» **TASK DIRECTIONS**: A complete response lists each line of the data below that includes the word "Import".
BEGIN
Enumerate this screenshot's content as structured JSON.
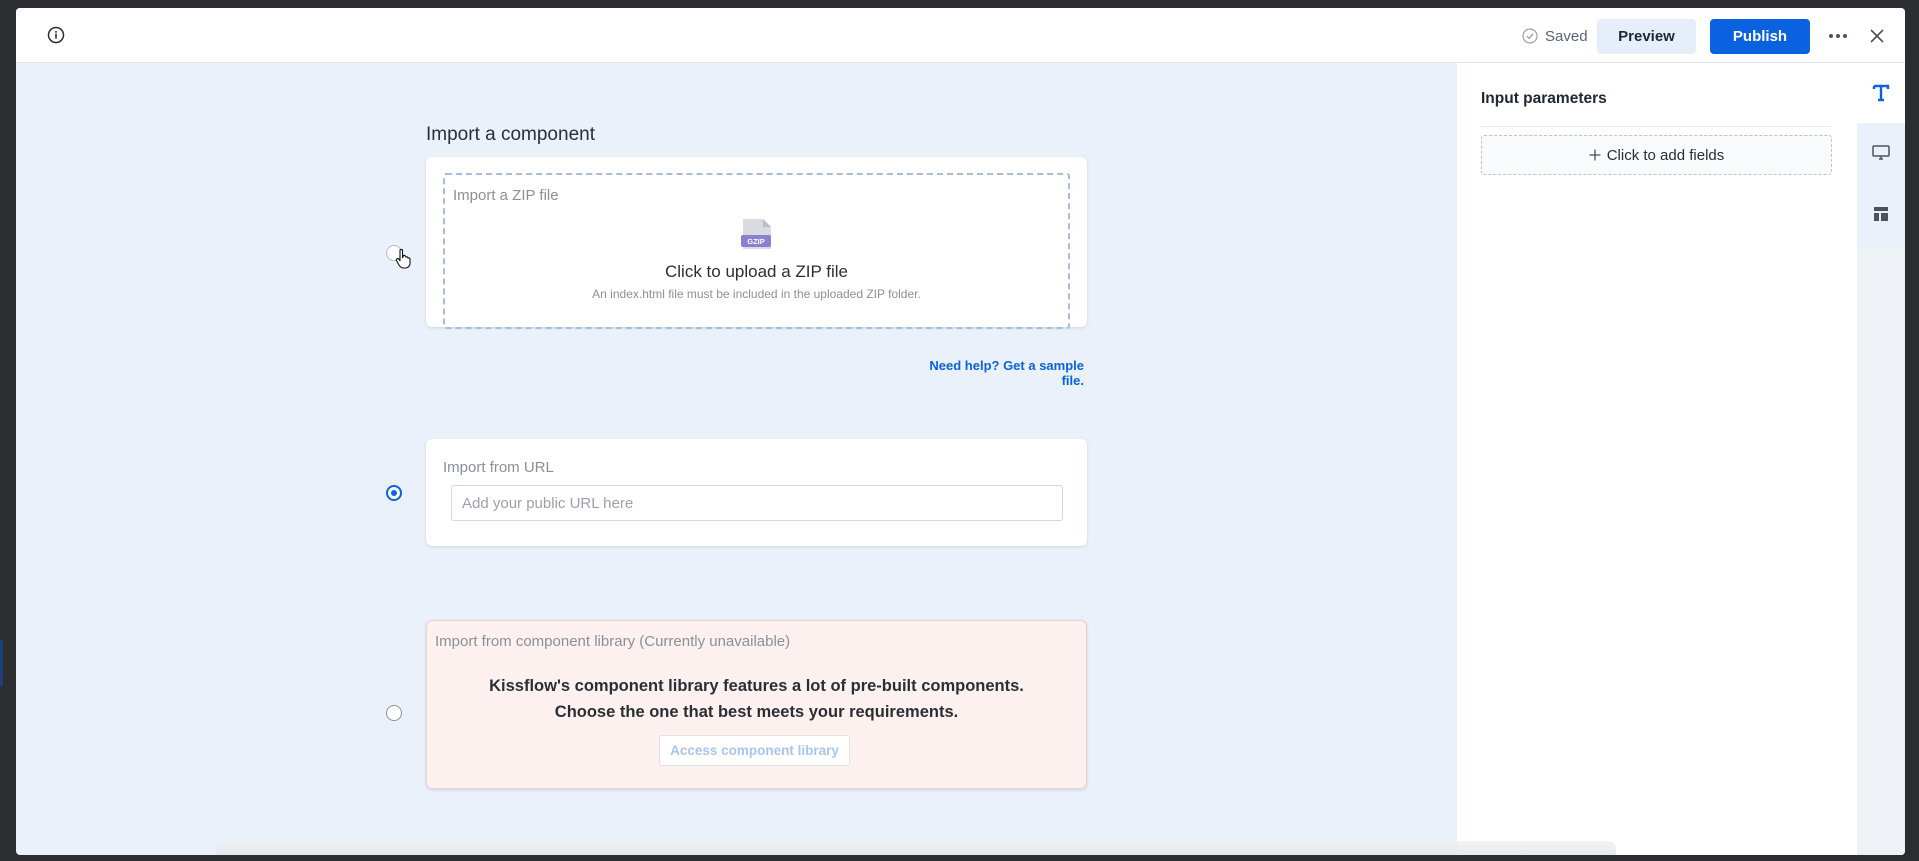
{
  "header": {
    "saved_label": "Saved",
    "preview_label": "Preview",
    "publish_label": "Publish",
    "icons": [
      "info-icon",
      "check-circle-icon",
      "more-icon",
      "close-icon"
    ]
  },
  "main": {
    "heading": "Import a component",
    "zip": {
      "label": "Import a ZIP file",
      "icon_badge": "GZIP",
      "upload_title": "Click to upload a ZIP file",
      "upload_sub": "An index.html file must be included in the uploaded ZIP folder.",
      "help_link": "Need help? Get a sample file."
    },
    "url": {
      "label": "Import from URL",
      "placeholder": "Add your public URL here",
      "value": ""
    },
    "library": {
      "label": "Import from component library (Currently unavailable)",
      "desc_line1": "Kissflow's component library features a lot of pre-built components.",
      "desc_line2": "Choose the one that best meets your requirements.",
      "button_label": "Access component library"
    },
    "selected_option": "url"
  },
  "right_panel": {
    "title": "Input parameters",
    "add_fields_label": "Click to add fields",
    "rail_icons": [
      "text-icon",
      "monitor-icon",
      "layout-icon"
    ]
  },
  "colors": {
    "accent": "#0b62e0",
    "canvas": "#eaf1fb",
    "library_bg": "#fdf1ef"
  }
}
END
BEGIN
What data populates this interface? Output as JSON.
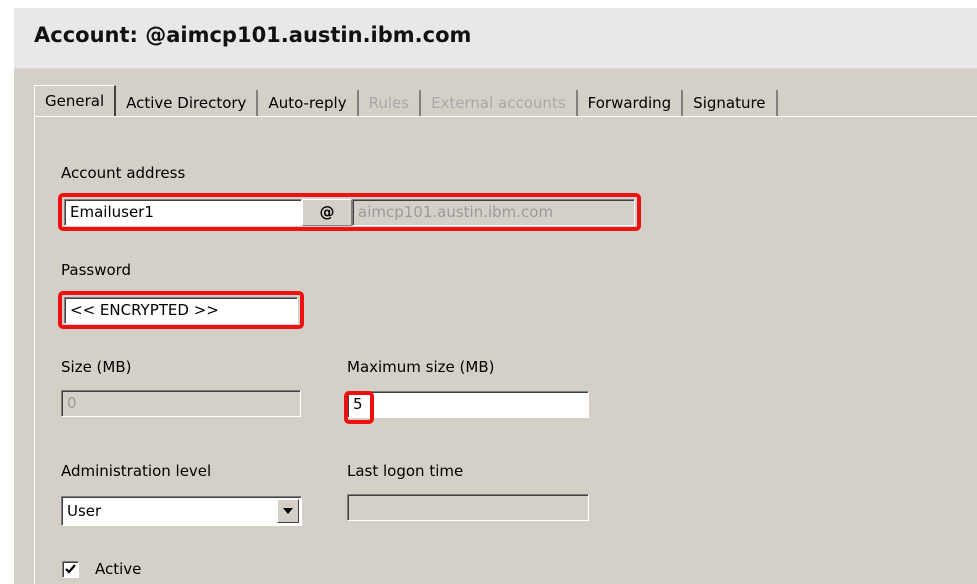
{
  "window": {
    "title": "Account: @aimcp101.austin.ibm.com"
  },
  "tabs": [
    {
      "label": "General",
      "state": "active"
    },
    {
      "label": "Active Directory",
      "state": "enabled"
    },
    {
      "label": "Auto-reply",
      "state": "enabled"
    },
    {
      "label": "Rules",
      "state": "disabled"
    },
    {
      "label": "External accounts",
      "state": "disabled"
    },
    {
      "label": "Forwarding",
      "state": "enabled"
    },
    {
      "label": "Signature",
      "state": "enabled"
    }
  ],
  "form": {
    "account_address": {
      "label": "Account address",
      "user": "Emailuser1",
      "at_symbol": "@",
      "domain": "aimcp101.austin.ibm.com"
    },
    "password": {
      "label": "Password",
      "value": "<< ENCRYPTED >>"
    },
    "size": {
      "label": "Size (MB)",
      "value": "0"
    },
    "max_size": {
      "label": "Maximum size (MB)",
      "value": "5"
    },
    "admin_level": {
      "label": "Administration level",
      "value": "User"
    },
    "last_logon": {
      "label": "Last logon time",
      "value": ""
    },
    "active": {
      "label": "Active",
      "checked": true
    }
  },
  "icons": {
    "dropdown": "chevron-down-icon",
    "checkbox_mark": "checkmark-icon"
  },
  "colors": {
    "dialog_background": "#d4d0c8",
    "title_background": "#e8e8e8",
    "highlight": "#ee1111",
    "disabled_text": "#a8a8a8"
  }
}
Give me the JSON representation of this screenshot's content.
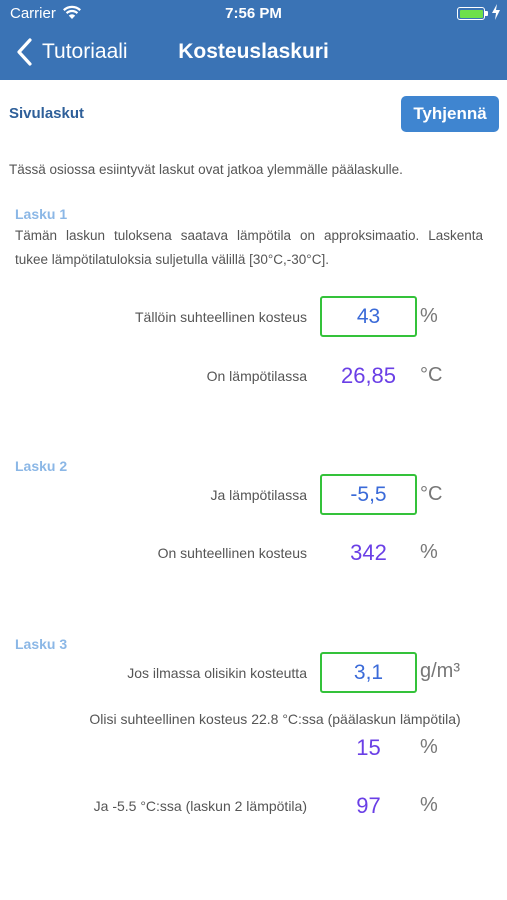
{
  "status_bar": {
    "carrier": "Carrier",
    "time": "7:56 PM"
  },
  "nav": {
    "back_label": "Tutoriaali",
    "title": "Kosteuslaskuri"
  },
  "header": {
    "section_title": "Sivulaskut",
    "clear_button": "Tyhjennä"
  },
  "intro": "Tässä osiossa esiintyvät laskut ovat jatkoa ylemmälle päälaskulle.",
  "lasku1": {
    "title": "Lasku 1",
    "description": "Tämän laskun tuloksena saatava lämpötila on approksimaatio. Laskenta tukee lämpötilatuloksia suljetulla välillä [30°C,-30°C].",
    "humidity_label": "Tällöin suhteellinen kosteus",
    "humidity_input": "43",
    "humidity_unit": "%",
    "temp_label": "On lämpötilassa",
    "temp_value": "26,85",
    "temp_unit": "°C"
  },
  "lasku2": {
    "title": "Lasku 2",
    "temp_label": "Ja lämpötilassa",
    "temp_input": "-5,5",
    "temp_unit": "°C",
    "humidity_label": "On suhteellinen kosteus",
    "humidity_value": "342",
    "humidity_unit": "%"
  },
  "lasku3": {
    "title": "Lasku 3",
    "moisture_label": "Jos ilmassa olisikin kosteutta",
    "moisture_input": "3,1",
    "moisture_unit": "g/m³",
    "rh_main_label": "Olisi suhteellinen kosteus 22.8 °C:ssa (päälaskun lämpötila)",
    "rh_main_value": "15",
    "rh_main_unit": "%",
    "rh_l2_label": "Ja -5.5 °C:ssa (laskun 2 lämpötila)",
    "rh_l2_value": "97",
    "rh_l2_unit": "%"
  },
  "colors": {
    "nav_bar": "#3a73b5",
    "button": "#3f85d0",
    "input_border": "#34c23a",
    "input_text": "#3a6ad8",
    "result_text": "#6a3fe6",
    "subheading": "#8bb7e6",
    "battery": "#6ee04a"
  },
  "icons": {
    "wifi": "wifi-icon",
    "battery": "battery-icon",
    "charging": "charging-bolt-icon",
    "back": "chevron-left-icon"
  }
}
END
» **ANSWER TO THIS EXERCISE**:
    "heading": "Import a component",
      "label": "Import a ZIP file",
      "label": "Import from URL",
      "label": "Import from component library (Currently unavailable)",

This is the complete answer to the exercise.